The golden ratio is a proportional relationship of numbers- dividing a line into two parts. The ratio of the long line to the short part is equal to the ratio of the whole line to the long section. The numerical ratio is 1.618 : 1 or 1: 0.618, which definition is that the square of the long segment is equal to the product of the full length and the short segment. As early as the sixth century BC, the Greek mathematician Pythagoras revealed there was a harmonious beauty in this segmentation state. Refined strategy in Baguazhang training is governed by the principle of the circle and square. Feudal structures developed during the formation of new movement patterns- enhance martial geometry according to the most perfect proportions of human body mechanics.
Cheng style Baguazhang specializes in close-in wrestling and joint locks- the whole body generates smooth coiling and uncoiling actions, utilizing palm techniques and dynamic footwork… Sure sounds similar to Yin Fu’s smooth and graceful FEUDAL SHAOLIN polearm strategy for Qing Imperial Guards. According to scholars and this pic, it does appear the Pudao/Horse knife is quite commonly utilized during AIRBENDING!!
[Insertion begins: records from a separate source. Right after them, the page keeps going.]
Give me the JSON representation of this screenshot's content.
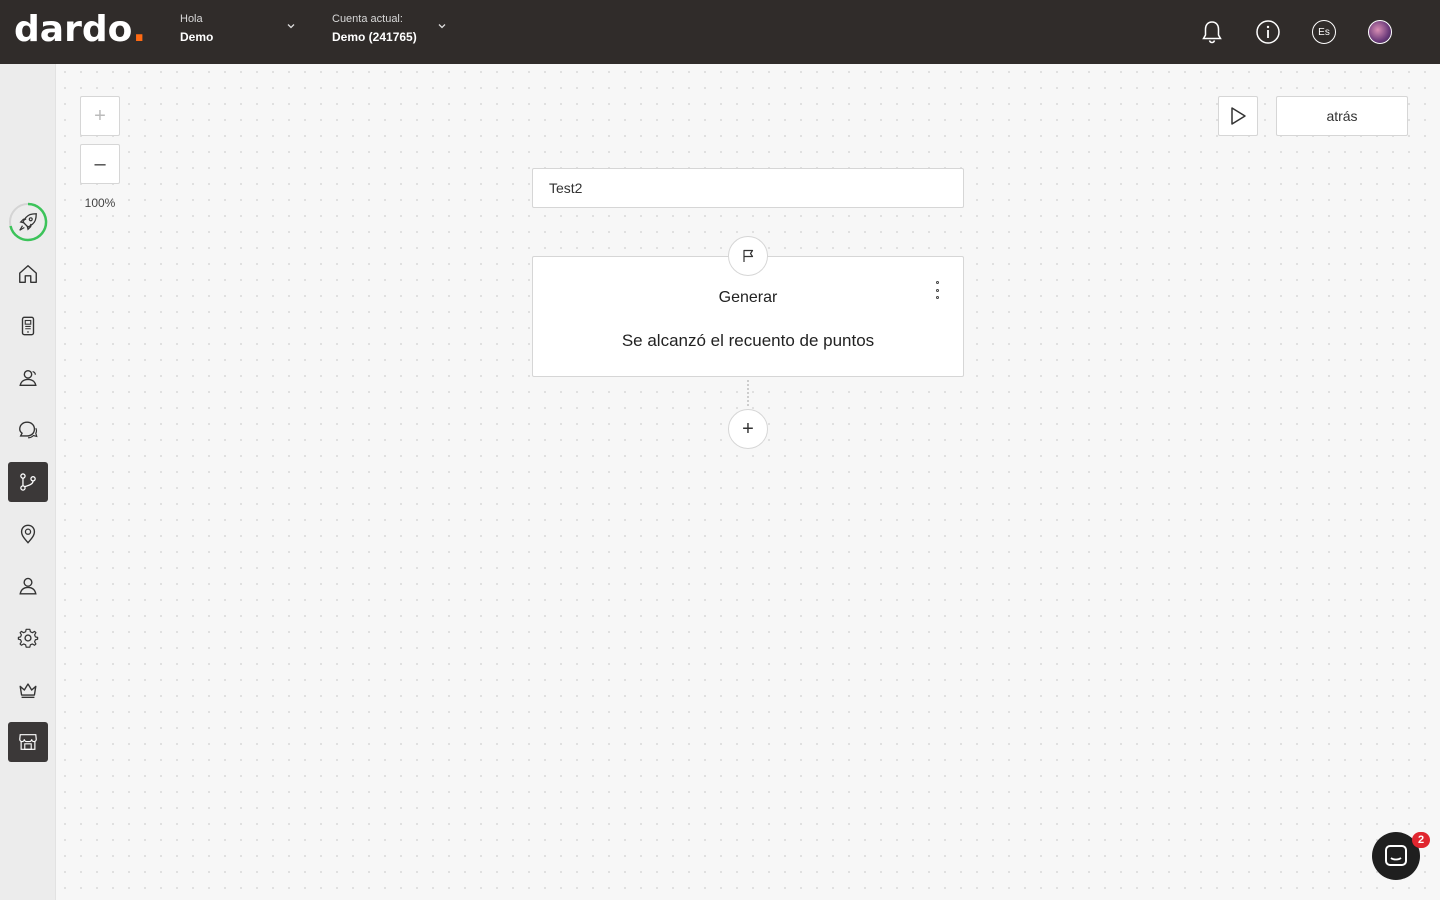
{
  "app": {
    "logo_text": "dardo",
    "logo_dot": ".",
    "brand_color": "#ff6a13"
  },
  "header": {
    "greeting_label": "Hola",
    "user_name": "Demo",
    "account_label": "Cuenta actual:",
    "account_name": "Demo (241765)",
    "language_badge": "Es",
    "icons": [
      "bell-icon",
      "info-icon",
      "language-icon",
      "avatar"
    ]
  },
  "sidebar": {
    "items": [
      {
        "name": "rocket-icon",
        "active": false,
        "progress": 0.75
      },
      {
        "name": "home-icon",
        "active": false
      },
      {
        "name": "mobile-card-icon",
        "active": false
      },
      {
        "name": "users-icon",
        "active": false
      },
      {
        "name": "chat-icon",
        "active": false
      },
      {
        "name": "flows-icon",
        "active": true
      },
      {
        "name": "location-icon",
        "active": false
      },
      {
        "name": "user-icon",
        "active": false
      },
      {
        "name": "gear-icon",
        "active": false
      },
      {
        "name": "crown-icon",
        "active": false
      },
      {
        "name": "store-icon",
        "active": true
      }
    ]
  },
  "canvas": {
    "zoom_level": "100%",
    "zoom_in": "+",
    "zoom_out": "–",
    "back_label": "atrás",
    "flow_name": "Test2",
    "node": {
      "title": "Generar",
      "description": "Se alcanzó el recuento de puntos"
    },
    "add_step": "+"
  },
  "chat": {
    "unread_count": "2"
  }
}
Often in cinema, the Baguazhang presented is elegant and silky- with a larger diameter eight step circle. The popular Baguazhang movements employ the whole body with smooth coiling and uncoiling actions, utilizing palm techniques, dynamic footwork, and close-in wrestling. In feudal era, the larger circle radius is necessary for polearm-fu against multiple opponents- a characteristic strategy of Qing footsoldiers and militia. In modern times, there are raw lineages which maintain the polearm structures in the empty-hand routines… some more so than others. According to feudal Shaolin Armed Treatise, pure Yin/Cheng artifact of Interlinking Body methods without heavy modification in modern times- should indeed retain the polearm structures with transitions intact. Close-in wrestling integration, with the primary weapon dominant, is standard- and not the other way around. Pre- 1900s, unarmed pugilistic systems as portrayed in popular Baguazhang films would be viewed as an impractical self-defense system for urban applications.
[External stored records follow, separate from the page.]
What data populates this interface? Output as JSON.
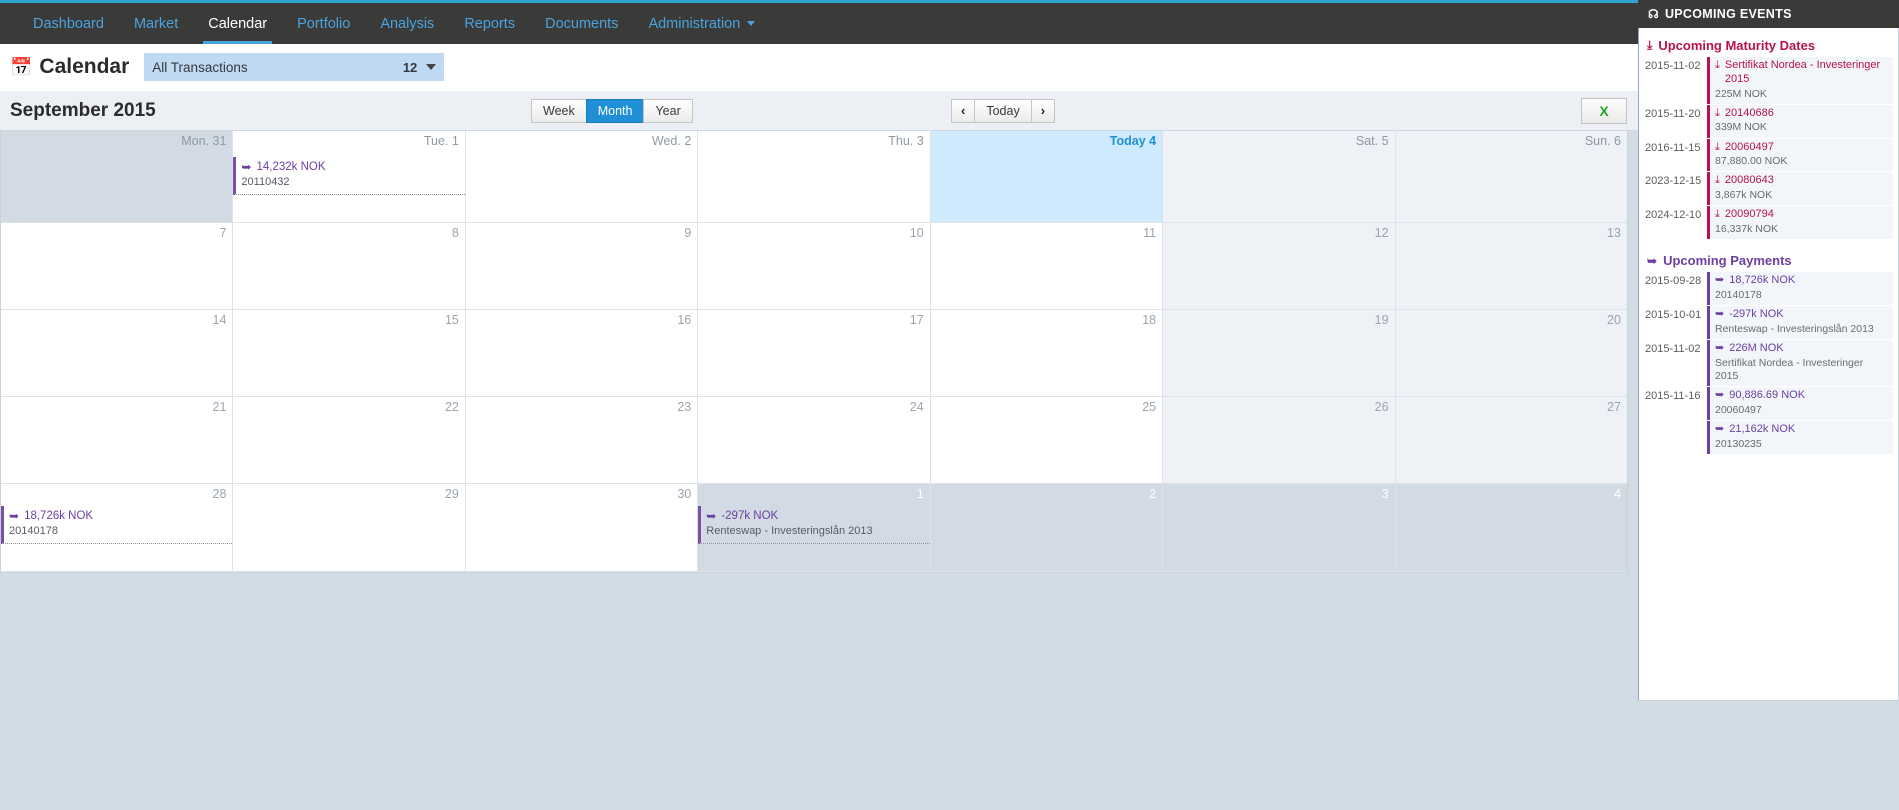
{
  "nav": {
    "items": [
      {
        "label": "Dashboard",
        "active": false,
        "caret": false
      },
      {
        "label": "Market",
        "active": false,
        "caret": false
      },
      {
        "label": "Calendar",
        "active": true,
        "caret": false
      },
      {
        "label": "Portfolio",
        "active": false,
        "caret": false
      },
      {
        "label": "Analysis",
        "active": false,
        "caret": false
      },
      {
        "label": "Reports",
        "active": false,
        "caret": false
      },
      {
        "label": "Documents",
        "active": false,
        "caret": false
      },
      {
        "label": "Administration",
        "active": false,
        "caret": true
      }
    ]
  },
  "header": {
    "title": "Calendar",
    "calendar_icon": "calendar-icon",
    "filter": {
      "label": "All Transactions",
      "count": "12",
      "icon": "chevron-down-icon"
    }
  },
  "toolbar": {
    "month_title": "September 2015",
    "views": [
      {
        "label": "Week",
        "active": false
      },
      {
        "label": "Month",
        "active": true
      },
      {
        "label": "Year",
        "active": false
      }
    ],
    "prev_label": "‹",
    "today_label": "Today",
    "next_label": "›",
    "export_label": "X",
    "export_icon": "excel-export-icon"
  },
  "calendar": {
    "weekday_headers": [
      "Mon. 31",
      "Tue. 1",
      "Wed. 2",
      "Thu. 3",
      "Today 4",
      "Sat. 5",
      "Sun. 6"
    ],
    "rows": [
      {
        "cells": [
          {
            "day": "Mon. 31",
            "state": "other-head",
            "events": []
          },
          {
            "day": "Tue. 1",
            "state": "head",
            "events": [
              {
                "amount": "14,232k NOK",
                "desc": "20110432",
                "icon": "payment-arrow-icon"
              }
            ]
          },
          {
            "day": "Wed. 2",
            "state": "head",
            "events": []
          },
          {
            "day": "Thu. 3",
            "state": "head",
            "events": []
          },
          {
            "day": "Today 4",
            "state": "today-head",
            "events": []
          },
          {
            "day": "Sat. 5",
            "state": "weekend-head",
            "events": []
          },
          {
            "day": "Sun. 6",
            "state": "weekend-head",
            "events": []
          }
        ]
      },
      {
        "cells": [
          {
            "day": "7",
            "state": "normal",
            "events": []
          },
          {
            "day": "8",
            "state": "normal",
            "events": []
          },
          {
            "day": "9",
            "state": "normal",
            "events": []
          },
          {
            "day": "10",
            "state": "normal",
            "events": []
          },
          {
            "day": "11",
            "state": "normal",
            "events": []
          },
          {
            "day": "12",
            "state": "weekend",
            "events": []
          },
          {
            "day": "13",
            "state": "weekend",
            "events": []
          }
        ]
      },
      {
        "cells": [
          {
            "day": "14",
            "state": "normal",
            "events": []
          },
          {
            "day": "15",
            "state": "normal",
            "events": []
          },
          {
            "day": "16",
            "state": "normal",
            "events": []
          },
          {
            "day": "17",
            "state": "normal",
            "events": []
          },
          {
            "day": "18",
            "state": "normal",
            "events": []
          },
          {
            "day": "19",
            "state": "weekend",
            "events": []
          },
          {
            "day": "20",
            "state": "weekend",
            "events": []
          }
        ]
      },
      {
        "cells": [
          {
            "day": "21",
            "state": "normal",
            "events": []
          },
          {
            "day": "22",
            "state": "normal",
            "events": []
          },
          {
            "day": "23",
            "state": "normal",
            "events": []
          },
          {
            "day": "24",
            "state": "normal",
            "events": []
          },
          {
            "day": "25",
            "state": "normal",
            "events": []
          },
          {
            "day": "26",
            "state": "weekend",
            "events": []
          },
          {
            "day": "27",
            "state": "weekend",
            "events": []
          }
        ]
      },
      {
        "cells": [
          {
            "day": "28",
            "state": "normal",
            "events": [
              {
                "amount": "18,726k NOK",
                "desc": "20140178",
                "icon": "payment-arrow-icon"
              }
            ]
          },
          {
            "day": "29",
            "state": "normal",
            "events": []
          },
          {
            "day": "30",
            "state": "normal",
            "events": []
          },
          {
            "day": "1",
            "state": "other",
            "events": [
              {
                "amount": "-297k NOK",
                "desc": "Renteswap - Investeringslån 2013",
                "icon": "payment-arrow-icon"
              }
            ]
          },
          {
            "day": "2",
            "state": "other",
            "events": []
          },
          {
            "day": "3",
            "state": "other",
            "events": []
          },
          {
            "day": "4",
            "state": "other",
            "events": []
          }
        ]
      }
    ]
  },
  "sidebar": {
    "title": "UPCOMING EVENTS",
    "title_icon": "bell-icon",
    "sections": [
      {
        "id": "maturity",
        "title": "Upcoming Maturity Dates",
        "icon": "maturity-upload-icon",
        "accent": "#b6124f",
        "rows": [
          {
            "date": "2015-11-02",
            "title": "Sertifikat Nordea - Investeringer 2015",
            "desc": "225M NOK",
            "icon": "maturity-upload-icon"
          },
          {
            "date": "2015-11-20",
            "title": "20140686",
            "desc": "339M NOK",
            "icon": "maturity-upload-icon"
          },
          {
            "date": "2016-11-15",
            "title": "20060497",
            "desc": "87,880.00 NOK",
            "icon": "maturity-upload-icon"
          },
          {
            "date": "2023-12-15",
            "title": "20080643",
            "desc": "3,867k NOK",
            "icon": "maturity-upload-icon"
          },
          {
            "date": "2024-12-10",
            "title": "20090794",
            "desc": "16,337k NOK",
            "icon": "maturity-upload-icon"
          }
        ]
      },
      {
        "id": "payments",
        "title": "Upcoming Payments",
        "icon": "payment-arrow-icon",
        "accent": "#6c3fa0",
        "rows": [
          {
            "date": "2015-09-28",
            "title": "18,726k NOK",
            "desc": "20140178",
            "icon": "payment-arrow-icon"
          },
          {
            "date": "2015-10-01",
            "title": "-297k NOK",
            "desc": "Renteswap - Investeringslån 2013",
            "icon": "payment-arrow-icon"
          },
          {
            "date": "2015-11-02",
            "title": "226M NOK",
            "desc": "Sertifikat Nordea - Investeringer 2015",
            "icon": "payment-arrow-icon"
          },
          {
            "date": "2015-11-16",
            "title": "90,886.69 NOK",
            "desc": "20060497",
            "icon": "payment-arrow-icon"
          },
          {
            "date": "",
            "title": "21,162k NOK",
            "desc": "20130235",
            "icon": "payment-arrow-icon"
          }
        ]
      }
    ]
  },
  "colors": {
    "nav_bg": "#3a3a38",
    "nav_link": "#4aa3df",
    "accent_blue": "#1f8fd6",
    "page_bg": "#d2dce5",
    "maturity": "#b6124f",
    "payment": "#6c3fa0",
    "today_bg": "#cfeafc",
    "excel_green": "#26a524"
  }
}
“Shaolin Broken Wall”, also known as “the practical scatter of three hundred and sixty hands.” by Yan Dehua (printed in the Tianjin Commercial Daily in 1936) is connected with high-ranking members of Cheng Tinghua’s relatives. Cheng Youlong, the eldest son of Cheng Tinghua, retired and worked in Tianjin during the early 20th century. Sun Xikun (in the pic) is a senior student of Cheng Youlong- transitions of the single and double palm change are rooted in Ming Era polearms ranging from cudgel, pudao, to tigerfork. The “Shaolin Broken Wall” is likely to symbolize the strong defense line for Beijing with context to the Great Wall [Four Towns and Three Guanzhi/ military wushu book of the Ming Dynasty]